Until recent decades the weekly service bulletins of SMV were bound. Some of the bound volumes are in my office, some in the rectory parlor and some in the archive room underneath the church. I discovered through reading one volume in the parlor that the Reverend Granville Mercer Williams, S.S.J.E., had canceled the midnight Mass his first year for fear of irreverent communions. That experiment did not last; so popular was the Christmas Midnight Mass that tickets were requiredRead More
A Brief Reflection
At the end of Matthew's Gospel, Jesus is with his eleven disciples and them alone. Before giving them the Great Commission Matthew says the eleven worshipped Jesus, "but some doubted." Here Matthew is speaking of the eleven, the apostles who were the great witnesses and missionaries of Jesus' resurrection. Of them Matthew says, "but some doubted."

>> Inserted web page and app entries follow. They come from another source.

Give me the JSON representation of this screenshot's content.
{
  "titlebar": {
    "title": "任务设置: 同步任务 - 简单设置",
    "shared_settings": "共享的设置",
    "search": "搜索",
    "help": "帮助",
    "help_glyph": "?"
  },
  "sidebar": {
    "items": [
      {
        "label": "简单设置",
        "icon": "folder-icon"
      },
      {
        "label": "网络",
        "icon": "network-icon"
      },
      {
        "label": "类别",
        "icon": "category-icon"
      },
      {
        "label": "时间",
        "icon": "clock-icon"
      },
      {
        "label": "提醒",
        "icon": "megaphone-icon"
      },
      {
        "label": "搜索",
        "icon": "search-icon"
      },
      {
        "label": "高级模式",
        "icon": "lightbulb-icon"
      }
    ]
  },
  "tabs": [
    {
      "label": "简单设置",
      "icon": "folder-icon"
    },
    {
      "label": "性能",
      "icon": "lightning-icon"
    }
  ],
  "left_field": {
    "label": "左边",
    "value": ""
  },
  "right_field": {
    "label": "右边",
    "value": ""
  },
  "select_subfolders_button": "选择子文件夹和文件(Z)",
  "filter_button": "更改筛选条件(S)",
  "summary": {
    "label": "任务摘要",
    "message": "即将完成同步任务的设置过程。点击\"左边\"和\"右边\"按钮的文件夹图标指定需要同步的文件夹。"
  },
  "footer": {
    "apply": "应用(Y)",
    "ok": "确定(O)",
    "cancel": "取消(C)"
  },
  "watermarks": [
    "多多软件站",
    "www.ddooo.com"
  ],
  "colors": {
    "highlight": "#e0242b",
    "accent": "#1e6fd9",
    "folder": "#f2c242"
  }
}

Transitions occur with new rectors in parishes like ours and not just for the reason that there is a new rector. Almost always the transition to a new rectorate begins with a fresh look at the history of a parish community and fresh thinking about how God is calling the community to move into the future. Since the beginning of my work at Saint Mary's I have been thinking and praying about the future. Music is an area where I think we need to have new leadership, leadership that I have chosen.
Saint Mary's is different from many, many Christian communities. Some might identify what is unique about our community with our physical space; others might remark on the emphasis we give to the place of worship in our common life. What seems most important to me about Saint Mary's are not the particulars of our physical space or of our worship but our desire for the liturgical act, that is, the desire for there to be an epiphany of the Body of Christ when we gather.
I'm spending a fair amount of time and energy, but not as much as I would like, meeting new people, trying to see if they sense they are being called to be a part of this community and to see how you and I can help them respond a call to be here. Almost every Sunday someone asks me about how he or she can join the parish. Almost every week now someone asks to join. I'm learning a lot about Saint Mary's by listening to the stories of the people who are coming here.
To Introduce Our Assistant
I have asked the Reverend Thomas Edward Breidenthal, professor of ethics at the General Theological Seminary, to join our staff as "assistant." I want to express to you my personal delight that he has accepted and I look forward to seeing your delight when you have met him. It was easy for me to come to the decision that I should ask the Board of Trustees to make it possible for us to have the very best clergy staff that we can.
Looking into the Future
Recent guests at the rectory have endured me showing some of the historical materials that are in the parlor library. Among them are some bound volumes of service programs from the first few decades of this century and lists of music sung in the church in the nineteenth century.Read More
The phrase "Christian education" is widely used and in general usage brings to mind something of the common classroom experience that is inflicted on most American children. Indeed, most members of the Episcopal Church have sat through classes at some point in time that went into great detail about the names of objects in Christian churches, the sequence of colors for seasonal church decoration and the proper way to address members of the clergy.Read More